Requirement>
From the records, pick out and copy each line containing "this".

== Segment start ==

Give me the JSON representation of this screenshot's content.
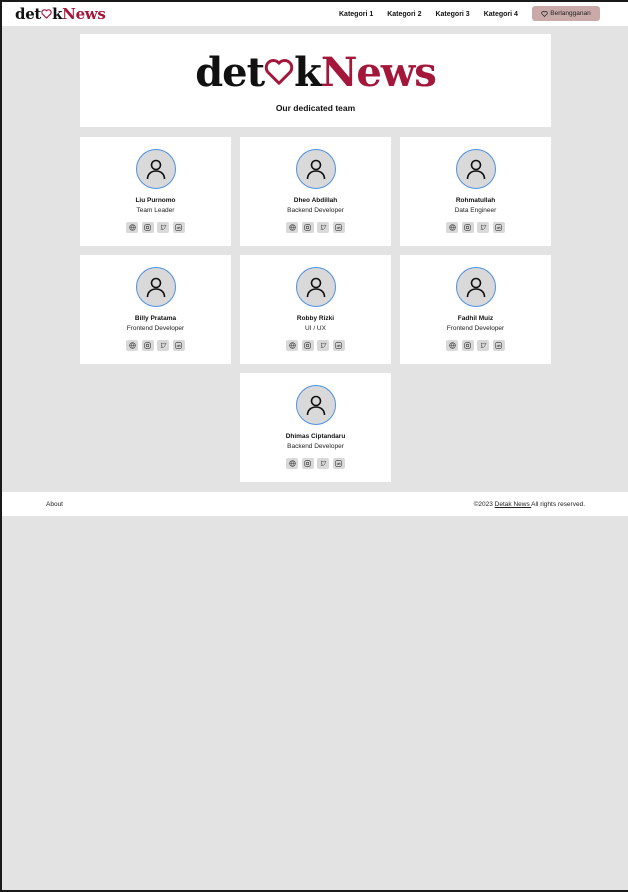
{
  "nav": {
    "logo": {
      "part1": "det",
      "part2": "k",
      "part3": "News"
    },
    "links": [
      "Kategori 1",
      "Kategori 2",
      "Kategori 3",
      "Kategori 4"
    ],
    "subscribe_label": "Berlangganan"
  },
  "hero": {
    "logo": {
      "part1": "det",
      "part2": "k",
      "part3": "News"
    },
    "subtitle": "Our dedicated team"
  },
  "team": [
    {
      "name": "Liu Purnomo",
      "role": "Team Leader"
    },
    {
      "name": "Dheo Abdillah",
      "role": "Backend Developer"
    },
    {
      "name": "Rohmatullah",
      "role": "Data Engineer"
    },
    {
      "name": "Billy Pratama",
      "role": "Frontend Developer"
    },
    {
      "name": "Robby Rizki",
      "role": "UI / UX"
    },
    {
      "name": "Fadhil Muiz",
      "role": "Frontend Developer"
    },
    {
      "name": "Dhimas Ciptandaru",
      "role": "Backend Developer"
    }
  ],
  "socials": [
    "globe-icon",
    "instagram-icon",
    "twitter-icon",
    "linkedin-icon"
  ],
  "footer": {
    "about": "About",
    "copy_prefix": "©2023 ",
    "copy_link": "Detak News ",
    "copy_suffix": "All rights reserved."
  },
  "colors": {
    "brand_red": "#a3173a",
    "subscribe_bg": "#c9aaa9",
    "avatar_border": "#4d8fe3",
    "page_bg": "#e3e3e3"
  }
}
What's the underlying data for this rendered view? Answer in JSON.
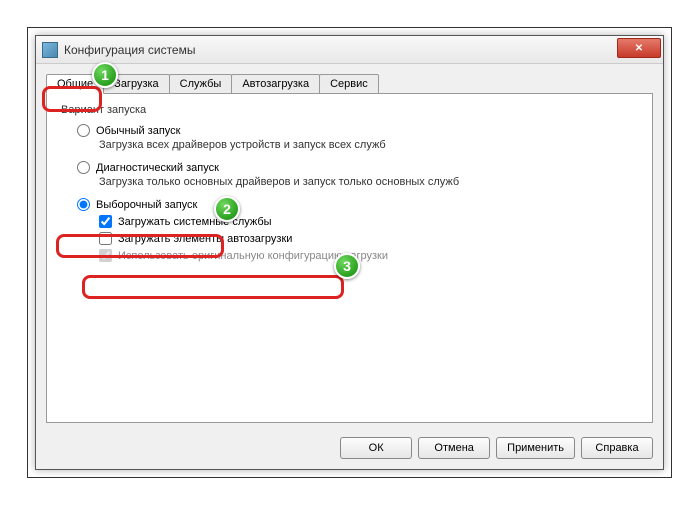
{
  "window": {
    "title": "Конфигурация системы"
  },
  "tabs": {
    "t0": "Общие",
    "t1": "Загрузка",
    "t2": "Службы",
    "t3": "Автозагрузка",
    "t4": "Сервис"
  },
  "panel": {
    "group_label": "Вариант запуска",
    "opt_normal": "Обычный запуск",
    "opt_normal_desc": "Загрузка всех драйверов устройств и запуск всех служб",
    "opt_diag": "Диагностический запуск",
    "opt_diag_desc": "Загрузка только основных драйверов и запуск только основных служб",
    "opt_selective": "Выборочный запуск",
    "chk_services": "Загружать системные службы",
    "chk_startup": "Загружать элементы автозагрузки",
    "chk_original": "Использовать оригинальную конфигурацию загрузки"
  },
  "buttons": {
    "ok": "ОК",
    "cancel": "Отмена",
    "apply": "Применить",
    "help": "Справка"
  },
  "annotations": {
    "b1": "1",
    "b2": "2",
    "b3": "3"
  }
}
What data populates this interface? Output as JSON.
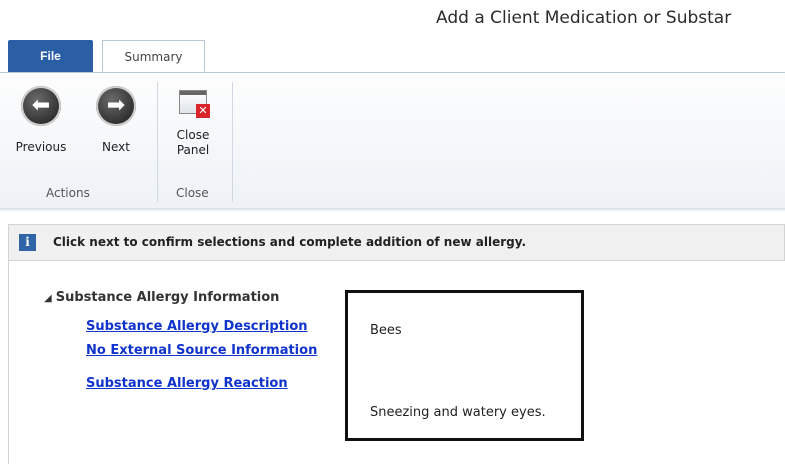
{
  "window": {
    "title": "Add a Client Medication or Substar"
  },
  "tabs": [
    {
      "label": "File",
      "active": false
    },
    {
      "label": "Summary",
      "active": true
    }
  ],
  "ribbon": {
    "groups": [
      {
        "label": "Actions",
        "buttons": [
          {
            "label": "Previous",
            "icon": "arrow-left-icon"
          },
          {
            "label": "Next",
            "icon": "arrow-right-icon"
          }
        ]
      },
      {
        "label": "Close",
        "buttons": [
          {
            "label_line1": "Close",
            "label_line2": "Panel",
            "icon": "close-panel-icon"
          }
        ]
      }
    ]
  },
  "info_bar": {
    "icon": "info-icon",
    "text": "Click next to confirm selections and complete addition of new allergy."
  },
  "tree": {
    "section_title": "Substance Allergy Information",
    "items": [
      {
        "label": "Substance Allergy Description",
        "value": "Bees"
      },
      {
        "label": "No External Source Information",
        "value": ""
      },
      {
        "label": "Substance Allergy Reaction",
        "value": "Sneezing and watery eyes."
      }
    ]
  },
  "colors": {
    "file_tab": "#2a5fa6",
    "link": "#1033cc",
    "close_badge": "#d9242b",
    "info_icon": "#2f64a8"
  }
}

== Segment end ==

Answer to the exercise>
Give me the JSON representation of this screenshot's content.
What's the underlying data for this rendered view? Answer in JSON.
What data populates this interface? Output as JSON.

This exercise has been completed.